Action item: Return all the entries exactly, keeping pictures out.

◇ ◇ ◇ ◇

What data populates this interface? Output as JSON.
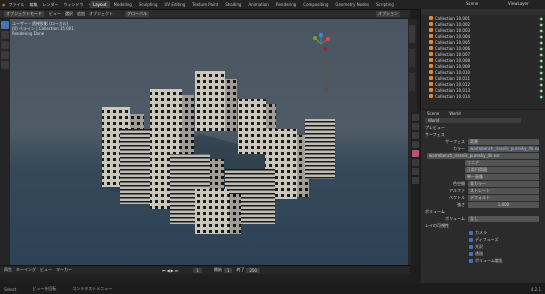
{
  "menu": [
    "ファイル",
    "編集",
    "レンダー",
    "ウィンドウ",
    "ヘルプ"
  ],
  "workspaces": [
    "Layout",
    "Modeling",
    "Sculpting",
    "UV Editing",
    "Texture Paint",
    "Shading",
    "Animation",
    "Rendering",
    "Compositing",
    "Geometry Nodes",
    "Scripting"
  ],
  "scene_name": "Scene",
  "view_layer": "ViewLayer",
  "viewport": {
    "mode": "オブジェクトモード",
    "header_items": [
      "ビュー",
      "選択",
      "追加",
      "オブジェクト"
    ],
    "orientation": "グローバル",
    "info_line1": "ユーザー・透視投影 (ローカル)",
    "info_line2": "(0) ペライン | Collection 15.001",
    "info_line3": "Rendering Done",
    "options": "オプション",
    "snap": "スナップ",
    "select_box": "Drag",
    "shading": "Shading",
    "overlay": "Main Displacement"
  },
  "outliner": {
    "items": [
      "Collection 10.001",
      "Collection 10.002",
      "Collection 10.003",
      "Collection 10.004",
      "Collection 10.005",
      "Collection 10.006",
      "Collection 10.007",
      "Collection 10.008",
      "Collection 10.009",
      "Collection 10.010",
      "Collection 10.011",
      "Collection 10.012",
      "Collection 10.013",
      "Collection 10.014"
    ]
  },
  "properties": {
    "breadcrumb": "Scene",
    "world": "World",
    "section_preview": "プレビュー",
    "section_surface": "サーフェス",
    "surface_label": "サーフェス",
    "surface_value": "背景",
    "color_label": "カラー",
    "color_value": "warmbench_riesnik_puresky_4k.exr",
    "image_name": "warmbench_riesnik_puresky_4k.exr",
    "linear": "リニア",
    "projection": "正距円筒図",
    "single_image": "単一画像",
    "colorspace_label": "色空間",
    "colorspace_value": "非カラー",
    "alpha_label": "アルファ",
    "alpha_value": "ストレート",
    "vector_label": "ベクトル",
    "vector_value": "デフォルト",
    "strength_label": "強さ",
    "strength_value": "1.000",
    "section_volume": "ボリューム",
    "volume_label": "ボリューム",
    "volume_value": "なし",
    "section_ray": "レイの可視性",
    "ray_items": [
      "カメラ",
      "ディフューズ",
      "光沢",
      "透過",
      "ボリューム散乱"
    ]
  },
  "timeline": {
    "playback": "再生",
    "keying": "キーイング",
    "view": "ビュー",
    "marker": "マーカー",
    "frame": "1",
    "start_label": "開始",
    "start": "1",
    "end_label": "終了",
    "end": "250"
  },
  "status": {
    "left": "Select",
    "mid": "ビューを回転",
    "right": "コンテキストメニュー",
    "version": "4.2.1"
  }
}
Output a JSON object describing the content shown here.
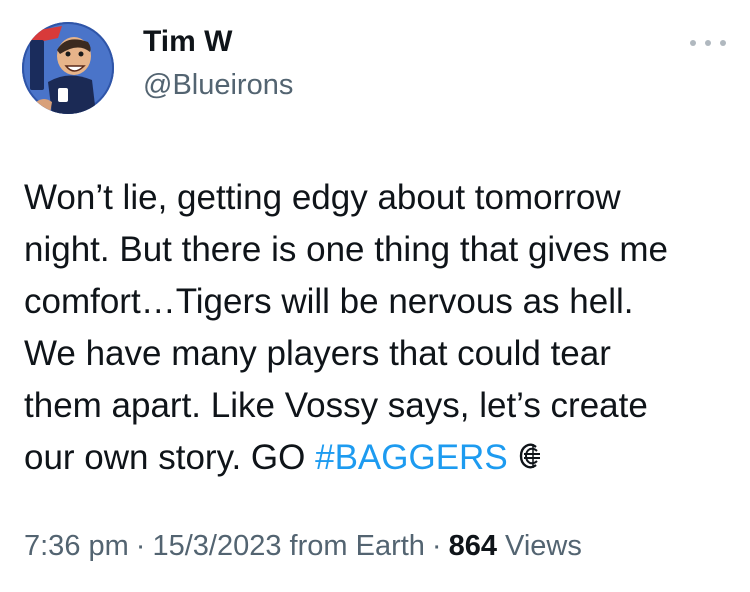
{
  "author": {
    "display_name": "Tim W",
    "handle": "@Blueirons",
    "avatar_icon": "cartoon-avatar"
  },
  "more_icon": "more-dots-icon",
  "tweet": {
    "lines": [
      "Won’t lie, getting edgy about tomorrow",
      "night. But there is one thing that gives me",
      "comfort…Tigers will be nervous as hell.",
      "We have many players that could tear",
      "them apart. Like Vossy says, let’s create"
    ],
    "last_line_prefix": "our own story. GO ",
    "hashtag": "#BAGGERS",
    "trailing_icon": "carlton-logo-icon"
  },
  "meta": {
    "time": "7:36 pm",
    "separator": "·",
    "date": "15/3/2023",
    "source": "from Earth",
    "views_count": "864",
    "views_label": "Views"
  },
  "colors": {
    "text": "#0f1419",
    "secondary": "#536471",
    "link": "#1d9bf0"
  }
}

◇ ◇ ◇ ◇

Written answer:
What data populates this interface? Output as JSON.
{
  "menu": [
    "ファイル",
    "編集",
    "レンダー",
    "ウィンドウ",
    "ヘルプ"
  ],
  "workspaces": [
    "Layout",
    "Modeling",
    "Sculpting",
    "UV Editing",
    "Texture Paint",
    "Shading",
    "Animation",
    "Rendering",
    "Compositing",
    "Geometry Nodes",
    "Scripting"
  ],
  "scene_name": "Scene",
  "view_layer": "ViewLayer",
  "viewport": {
    "mode": "オブジェクトモード",
    "header_items": [
      "ビュー",
      "選択",
      "追加",
      "オブジェクト"
    ],
    "orientation": "グローバル",
    "info_line1": "ユーザー・透視投影 (ローカル)",
    "info_line2": "(0) ペライン | Collection 15.001",
    "info_line3": "Rendering Done",
    "options": "オプション",
    "snap": "スナップ",
    "select_box": "Drag",
    "shading": "Shading",
    "overlay": "Main Displacement"
  },
  "outliner": {
    "items": [
      "Collection 10.001",
      "Collection 10.002",
      "Collection 10.003",
      "Collection 10.004",
      "Collection 10.005",
      "Collection 10.006",
      "Collection 10.007",
      "Collection 10.008",
      "Collection 10.009",
      "Collection 10.010",
      "Collection 10.011",
      "Collection 10.012",
      "Collection 10.013",
      "Collection 10.014"
    ]
  },
  "properties": {
    "breadcrumb": "Scene",
    "world": "World",
    "section_preview": "プレビュー",
    "section_surface": "サーフェス",
    "surface_label": "サーフェス",
    "surface_value": "背景",
    "color_label": "カラー",
    "color_value": "warmbench_riesnik_puresky_4k.exr",
    "image_name": "warmbench_riesnik_puresky_4k.exr",
    "linear": "リニア",
    "projection": "正距円筒図",
    "single_image": "単一画像",
    "colorspace_label": "色空間",
    "colorspace_value": "非カラー",
    "alpha_label": "アルファ",
    "alpha_value": "ストレート",
    "vector_label": "ベクトル",
    "vector_value": "デフォルト",
    "strength_label": "強さ",
    "strength_value": "1.000",
    "section_volume": "ボリューム",
    "volume_label": "ボリューム",
    "volume_value": "なし",
    "section_ray": "レイの可視性",
    "ray_items": [
      "カメラ",
      "ディフューズ",
      "光沢",
      "透過",
      "ボリューム散乱"
    ]
  },
  "timeline": {
    "playback": "再生",
    "keying": "キーイング",
    "view": "ビュー",
    "marker": "マーカー",
    "frame": "1",
    "start_label": "開始",
    "start": "1",
    "end_label": "終了",
    "end": "250"
  },
  "status": {
    "left": "Select",
    "mid": "ビューを回転",
    "right": "コンテキストメニュー",
    "version": "4.2.1"
  }
}
Output a JSON object describing the content shown here.
{
  "author": {
    "display_name": "Tim W",
    "handle": "@Blueirons",
    "avatar_icon": "cartoon-avatar"
  },
  "more_icon": "more-dots-icon",
  "tweet": {
    "lines": [
      "Won’t lie, getting edgy about tomorrow",
      "night. But there is one thing that gives me",
      "comfort…Tigers will be nervous as hell.",
      "We have many players that could tear",
      "them apart. Like Vossy says, let’s create"
    ],
    "last_line_prefix": "our own story. GO ",
    "hashtag": "#BAGGERS",
    "trailing_icon": "carlton-logo-icon"
  },
  "meta": {
    "time": "7:36 pm",
    "separator": "·",
    "date": "15/3/2023",
    "source": "from Earth",
    "views_count": "864",
    "views_label": "Views"
  },
  "colors": {
    "text": "#0f1419",
    "secondary": "#536471",
    "link": "#1d9bf0"
  }
}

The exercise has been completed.